3. Therefore. If we are to capture Baby Roo, we must get a Long Start, because Kanga runs faster than any of Us, even Me. (See I.)
4. A Thought. If Roo had jumped out of Kanga's pocket and Piglet had jumped in, Kanga wouldn't know the difference, because Piglet is a Very Small Animal.
5. Like Roo.
6. But Kanga would have to be looking the other way first, so as not to see Piglet jumping in.
7. See 2.
8. Another Thought. But if Pooh was talking to her very excitedly, she might look the other way for a moment.
9. And then I could run away with Roo.
11. And Kanga wouldn't discover the difference until Afterwards
Well, Rabbit read this out proudly, and for a little while after he had read it nobody said anything And then Piglet, who had been opening and shutting his mouth without making any noise, managed to say very huskily:
"And – Afterwards?"
"How do you mean?"
"When Kanga does Discover the Difference?"
"Then we all say 'Aha!'"
"All three of us?"
"Why, what's the trouble, Piglet?"
"Nothing," said Piglet, "as long as we all three say it. As long as we all three say it," said Piglet, "I don't mind," he said, "but I shouldn't care to say 'Aha!' by myself. It wouldn't sound nearly so well. By the way," he said, "you are quite sure about what you said about the winter months?"
"The winter months?"
"Yes, only being Fierce in the Winter Months."
"Oh, yes, yes, that's all right. Well, Pooh You see what you have to do?"
"No," said Pooh Bear. "Not yet," he said? "What do I do?"
"Well, you just have to talk very hard to Kanga? so as she doesn't notice anything."
"Oh! What about?"
"Anything you like."
"You mean like telling her a little bit of poetry or something?"
"That's it," said Rabbit. "Splendid Now come along."
So they all went out to look for Kanga.
Kanga and Roo were spending a quiet afternoon in a sandy part of the Forest. Baby Roo was practising very small jumps in the sand, and falling down mouse-holes and climbing out of them, and Kanga was fidgeting about and saying "Just one more jump, dear, and then we must go home." And at that moment who should come stumping up the hill but Pooh.

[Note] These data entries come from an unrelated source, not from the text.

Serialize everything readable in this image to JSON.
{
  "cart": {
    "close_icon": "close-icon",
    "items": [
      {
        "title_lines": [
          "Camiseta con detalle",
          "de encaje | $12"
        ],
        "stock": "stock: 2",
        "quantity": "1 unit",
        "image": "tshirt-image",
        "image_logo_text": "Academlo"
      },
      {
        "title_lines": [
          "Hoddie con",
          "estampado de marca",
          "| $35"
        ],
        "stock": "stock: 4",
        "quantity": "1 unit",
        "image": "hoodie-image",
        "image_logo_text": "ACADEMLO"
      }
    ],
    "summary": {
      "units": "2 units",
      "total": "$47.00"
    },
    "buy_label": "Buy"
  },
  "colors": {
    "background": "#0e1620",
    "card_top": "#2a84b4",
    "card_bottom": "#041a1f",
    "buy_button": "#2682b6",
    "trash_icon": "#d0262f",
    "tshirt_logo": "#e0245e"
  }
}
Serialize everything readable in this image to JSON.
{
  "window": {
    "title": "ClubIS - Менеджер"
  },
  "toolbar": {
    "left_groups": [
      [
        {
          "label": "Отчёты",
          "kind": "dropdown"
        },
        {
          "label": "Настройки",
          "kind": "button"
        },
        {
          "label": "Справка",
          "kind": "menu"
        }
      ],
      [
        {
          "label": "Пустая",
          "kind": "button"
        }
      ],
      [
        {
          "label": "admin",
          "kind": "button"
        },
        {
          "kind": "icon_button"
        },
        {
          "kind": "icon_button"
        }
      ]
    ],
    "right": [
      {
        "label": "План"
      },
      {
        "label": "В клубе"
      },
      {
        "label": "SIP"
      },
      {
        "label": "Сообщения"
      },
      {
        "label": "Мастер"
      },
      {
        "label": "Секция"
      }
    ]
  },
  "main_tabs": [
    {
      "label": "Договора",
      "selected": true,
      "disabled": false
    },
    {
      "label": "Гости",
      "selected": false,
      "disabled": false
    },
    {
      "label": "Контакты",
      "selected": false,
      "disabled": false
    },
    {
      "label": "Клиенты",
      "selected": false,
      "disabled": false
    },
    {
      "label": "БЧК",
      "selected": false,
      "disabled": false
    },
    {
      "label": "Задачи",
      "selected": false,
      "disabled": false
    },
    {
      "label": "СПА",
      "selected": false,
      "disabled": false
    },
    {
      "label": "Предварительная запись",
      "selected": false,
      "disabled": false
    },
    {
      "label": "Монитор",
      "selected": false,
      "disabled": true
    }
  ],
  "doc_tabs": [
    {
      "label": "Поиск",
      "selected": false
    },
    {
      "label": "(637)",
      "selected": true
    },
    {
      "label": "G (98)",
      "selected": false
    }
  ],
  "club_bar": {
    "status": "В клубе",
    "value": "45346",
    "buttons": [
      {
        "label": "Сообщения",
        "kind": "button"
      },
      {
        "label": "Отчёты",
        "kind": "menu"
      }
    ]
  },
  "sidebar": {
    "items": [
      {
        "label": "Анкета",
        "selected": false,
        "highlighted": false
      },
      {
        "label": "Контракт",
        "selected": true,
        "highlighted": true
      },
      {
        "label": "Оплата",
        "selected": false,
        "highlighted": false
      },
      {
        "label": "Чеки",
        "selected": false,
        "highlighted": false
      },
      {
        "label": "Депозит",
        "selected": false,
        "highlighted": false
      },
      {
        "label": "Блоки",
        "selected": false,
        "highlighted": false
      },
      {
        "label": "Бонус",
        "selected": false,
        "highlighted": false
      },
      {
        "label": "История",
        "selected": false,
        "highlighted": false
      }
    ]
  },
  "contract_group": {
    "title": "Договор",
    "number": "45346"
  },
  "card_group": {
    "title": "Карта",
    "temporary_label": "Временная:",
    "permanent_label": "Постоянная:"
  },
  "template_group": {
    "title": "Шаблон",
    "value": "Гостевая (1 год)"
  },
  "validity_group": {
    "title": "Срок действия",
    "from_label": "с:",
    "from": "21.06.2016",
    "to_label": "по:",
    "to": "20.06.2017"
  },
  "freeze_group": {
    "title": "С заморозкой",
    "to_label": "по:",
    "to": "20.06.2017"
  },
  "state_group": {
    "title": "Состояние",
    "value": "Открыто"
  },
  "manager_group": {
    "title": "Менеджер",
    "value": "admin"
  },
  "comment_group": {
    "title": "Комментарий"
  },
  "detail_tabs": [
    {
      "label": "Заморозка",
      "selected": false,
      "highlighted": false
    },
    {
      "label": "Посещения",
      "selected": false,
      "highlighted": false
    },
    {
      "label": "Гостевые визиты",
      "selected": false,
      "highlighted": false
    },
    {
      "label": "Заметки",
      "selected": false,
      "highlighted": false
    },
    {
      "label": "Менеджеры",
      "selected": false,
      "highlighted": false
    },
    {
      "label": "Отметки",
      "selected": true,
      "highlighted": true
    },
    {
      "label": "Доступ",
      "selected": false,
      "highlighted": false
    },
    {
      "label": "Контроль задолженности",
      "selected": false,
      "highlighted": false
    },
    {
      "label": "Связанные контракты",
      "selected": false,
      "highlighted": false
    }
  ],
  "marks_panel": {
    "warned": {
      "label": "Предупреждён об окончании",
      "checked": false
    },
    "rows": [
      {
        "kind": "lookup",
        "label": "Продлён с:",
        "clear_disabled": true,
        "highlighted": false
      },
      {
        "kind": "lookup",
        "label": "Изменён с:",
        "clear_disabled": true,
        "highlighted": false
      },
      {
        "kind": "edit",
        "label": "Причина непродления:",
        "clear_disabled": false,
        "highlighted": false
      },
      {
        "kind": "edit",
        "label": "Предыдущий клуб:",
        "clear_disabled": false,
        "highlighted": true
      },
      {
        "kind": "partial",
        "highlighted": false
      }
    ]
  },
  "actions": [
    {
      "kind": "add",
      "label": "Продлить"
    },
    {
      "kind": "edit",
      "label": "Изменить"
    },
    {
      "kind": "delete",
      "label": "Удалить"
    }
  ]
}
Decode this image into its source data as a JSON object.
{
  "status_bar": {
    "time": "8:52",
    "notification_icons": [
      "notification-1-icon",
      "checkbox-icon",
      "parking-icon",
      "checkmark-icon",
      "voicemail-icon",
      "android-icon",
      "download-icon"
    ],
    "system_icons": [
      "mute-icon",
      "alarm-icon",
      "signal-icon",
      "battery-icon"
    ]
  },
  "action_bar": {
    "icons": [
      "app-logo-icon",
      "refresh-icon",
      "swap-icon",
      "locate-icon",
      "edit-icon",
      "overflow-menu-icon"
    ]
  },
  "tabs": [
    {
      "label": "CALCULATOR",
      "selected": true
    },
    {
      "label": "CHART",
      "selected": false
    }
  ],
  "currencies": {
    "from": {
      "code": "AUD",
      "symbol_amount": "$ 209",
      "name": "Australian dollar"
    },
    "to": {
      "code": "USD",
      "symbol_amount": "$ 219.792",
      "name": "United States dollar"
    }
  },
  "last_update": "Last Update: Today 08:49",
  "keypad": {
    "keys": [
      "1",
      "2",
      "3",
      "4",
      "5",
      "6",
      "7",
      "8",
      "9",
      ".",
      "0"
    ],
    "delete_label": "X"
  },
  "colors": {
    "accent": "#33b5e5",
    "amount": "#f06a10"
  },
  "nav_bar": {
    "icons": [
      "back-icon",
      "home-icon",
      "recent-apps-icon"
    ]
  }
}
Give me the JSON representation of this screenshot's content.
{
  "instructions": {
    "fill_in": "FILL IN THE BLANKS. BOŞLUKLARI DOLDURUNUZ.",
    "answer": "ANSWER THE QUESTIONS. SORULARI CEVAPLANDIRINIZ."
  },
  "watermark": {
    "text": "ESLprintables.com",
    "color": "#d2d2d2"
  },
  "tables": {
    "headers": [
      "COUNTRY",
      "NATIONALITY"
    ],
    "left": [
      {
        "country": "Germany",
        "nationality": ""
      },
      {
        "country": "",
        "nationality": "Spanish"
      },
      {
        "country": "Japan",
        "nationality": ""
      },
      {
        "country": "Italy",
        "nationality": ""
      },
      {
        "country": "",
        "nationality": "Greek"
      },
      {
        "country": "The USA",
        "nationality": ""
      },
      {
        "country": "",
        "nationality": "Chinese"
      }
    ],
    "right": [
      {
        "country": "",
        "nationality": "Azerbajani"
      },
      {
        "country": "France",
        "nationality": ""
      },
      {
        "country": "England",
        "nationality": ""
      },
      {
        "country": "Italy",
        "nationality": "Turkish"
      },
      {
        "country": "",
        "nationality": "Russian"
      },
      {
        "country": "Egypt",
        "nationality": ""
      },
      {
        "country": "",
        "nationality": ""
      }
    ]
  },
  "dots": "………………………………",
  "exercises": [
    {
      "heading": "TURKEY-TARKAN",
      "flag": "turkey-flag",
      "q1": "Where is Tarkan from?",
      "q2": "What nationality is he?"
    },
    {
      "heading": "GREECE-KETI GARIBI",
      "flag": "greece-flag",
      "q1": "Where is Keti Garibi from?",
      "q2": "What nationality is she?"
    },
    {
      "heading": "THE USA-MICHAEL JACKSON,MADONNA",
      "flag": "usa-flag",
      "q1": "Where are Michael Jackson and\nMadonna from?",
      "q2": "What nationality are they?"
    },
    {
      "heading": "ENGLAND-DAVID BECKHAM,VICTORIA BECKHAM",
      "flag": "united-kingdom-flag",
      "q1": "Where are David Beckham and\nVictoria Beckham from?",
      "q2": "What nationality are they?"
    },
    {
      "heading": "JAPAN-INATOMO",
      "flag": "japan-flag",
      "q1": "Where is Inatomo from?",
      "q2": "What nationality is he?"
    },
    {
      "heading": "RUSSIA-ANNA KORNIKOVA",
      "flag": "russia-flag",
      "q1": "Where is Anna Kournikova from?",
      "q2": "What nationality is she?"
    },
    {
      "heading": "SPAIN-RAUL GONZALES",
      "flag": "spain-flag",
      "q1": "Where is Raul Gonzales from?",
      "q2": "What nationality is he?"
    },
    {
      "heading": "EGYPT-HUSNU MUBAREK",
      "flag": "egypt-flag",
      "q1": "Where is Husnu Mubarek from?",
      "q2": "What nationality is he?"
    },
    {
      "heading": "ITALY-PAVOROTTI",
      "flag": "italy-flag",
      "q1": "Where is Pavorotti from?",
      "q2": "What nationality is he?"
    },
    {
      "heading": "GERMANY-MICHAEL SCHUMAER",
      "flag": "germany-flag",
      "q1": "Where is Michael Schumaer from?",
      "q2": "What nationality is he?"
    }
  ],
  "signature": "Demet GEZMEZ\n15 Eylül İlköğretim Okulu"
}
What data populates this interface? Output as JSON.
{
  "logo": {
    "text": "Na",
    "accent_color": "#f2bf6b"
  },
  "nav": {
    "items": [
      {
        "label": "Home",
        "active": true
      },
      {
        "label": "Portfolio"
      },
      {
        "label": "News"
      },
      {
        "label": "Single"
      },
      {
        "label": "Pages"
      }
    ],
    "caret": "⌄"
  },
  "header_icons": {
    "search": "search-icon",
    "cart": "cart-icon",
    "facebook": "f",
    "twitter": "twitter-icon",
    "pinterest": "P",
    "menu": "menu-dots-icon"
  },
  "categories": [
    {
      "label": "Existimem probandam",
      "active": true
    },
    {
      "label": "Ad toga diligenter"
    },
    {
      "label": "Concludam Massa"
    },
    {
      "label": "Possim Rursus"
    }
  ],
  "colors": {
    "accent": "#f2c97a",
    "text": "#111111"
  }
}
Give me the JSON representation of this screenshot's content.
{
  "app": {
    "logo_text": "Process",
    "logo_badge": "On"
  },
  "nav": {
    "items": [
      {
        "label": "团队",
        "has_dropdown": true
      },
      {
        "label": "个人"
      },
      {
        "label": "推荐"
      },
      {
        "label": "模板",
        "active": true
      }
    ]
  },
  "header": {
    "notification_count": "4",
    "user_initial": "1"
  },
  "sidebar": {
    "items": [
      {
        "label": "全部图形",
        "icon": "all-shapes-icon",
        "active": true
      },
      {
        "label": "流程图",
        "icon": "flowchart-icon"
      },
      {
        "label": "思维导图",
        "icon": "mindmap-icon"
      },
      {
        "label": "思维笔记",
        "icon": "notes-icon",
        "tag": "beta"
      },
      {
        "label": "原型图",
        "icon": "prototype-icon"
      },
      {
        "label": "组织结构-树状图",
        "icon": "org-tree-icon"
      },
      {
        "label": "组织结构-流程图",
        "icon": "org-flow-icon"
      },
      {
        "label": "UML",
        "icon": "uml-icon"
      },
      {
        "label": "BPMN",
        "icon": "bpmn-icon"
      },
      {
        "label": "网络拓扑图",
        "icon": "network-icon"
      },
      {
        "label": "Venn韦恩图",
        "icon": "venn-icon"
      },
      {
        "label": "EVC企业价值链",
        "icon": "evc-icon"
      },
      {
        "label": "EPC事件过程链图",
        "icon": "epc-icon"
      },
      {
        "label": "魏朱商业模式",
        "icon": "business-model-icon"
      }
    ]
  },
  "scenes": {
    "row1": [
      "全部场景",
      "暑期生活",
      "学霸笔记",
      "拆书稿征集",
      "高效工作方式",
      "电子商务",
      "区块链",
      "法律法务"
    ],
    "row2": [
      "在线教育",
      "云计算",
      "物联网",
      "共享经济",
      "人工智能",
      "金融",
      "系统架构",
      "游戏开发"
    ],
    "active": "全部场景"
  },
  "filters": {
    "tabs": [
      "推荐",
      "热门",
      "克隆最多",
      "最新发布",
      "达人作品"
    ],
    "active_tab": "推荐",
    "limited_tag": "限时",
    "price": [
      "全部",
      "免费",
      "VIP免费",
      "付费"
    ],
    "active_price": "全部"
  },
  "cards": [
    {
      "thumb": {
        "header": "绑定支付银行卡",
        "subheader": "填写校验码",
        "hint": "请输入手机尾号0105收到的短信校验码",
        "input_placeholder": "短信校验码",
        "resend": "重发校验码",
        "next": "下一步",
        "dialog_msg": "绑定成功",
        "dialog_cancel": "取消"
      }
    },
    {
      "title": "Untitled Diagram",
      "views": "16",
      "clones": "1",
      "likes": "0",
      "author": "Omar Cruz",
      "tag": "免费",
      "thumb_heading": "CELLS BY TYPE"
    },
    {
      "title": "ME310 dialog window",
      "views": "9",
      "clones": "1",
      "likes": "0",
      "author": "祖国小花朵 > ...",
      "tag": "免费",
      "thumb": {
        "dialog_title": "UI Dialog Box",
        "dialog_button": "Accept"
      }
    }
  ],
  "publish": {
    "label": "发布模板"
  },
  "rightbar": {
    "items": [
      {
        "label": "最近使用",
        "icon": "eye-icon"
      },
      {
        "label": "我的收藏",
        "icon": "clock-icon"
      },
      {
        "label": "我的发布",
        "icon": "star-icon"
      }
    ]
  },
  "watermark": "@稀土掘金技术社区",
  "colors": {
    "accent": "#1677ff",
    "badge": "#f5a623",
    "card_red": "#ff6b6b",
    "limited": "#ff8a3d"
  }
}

"Good afternoon, Kanga."
"Good afternoon, Pooh."
"Look at me jumping," squeaked Roo, and fell into another mouse-hole.
"Hallo, Roo, my little fellow!"
"We were just going home," said Kanga. "Good afternoon, Rabbit. Good afternoon, Piglet."
Rabbit and Piglet, who had now come up from the other side of the hill, said "Good afternoon," and "Hallo, Roo," and Roo asked them to look at him jumping, so they stayed and looked.
And Kanga looked too...
"Oh, Kanga," said Pooh, after Rabbit had winked at him twice, "I don't know if you are interested in Poetry at all?"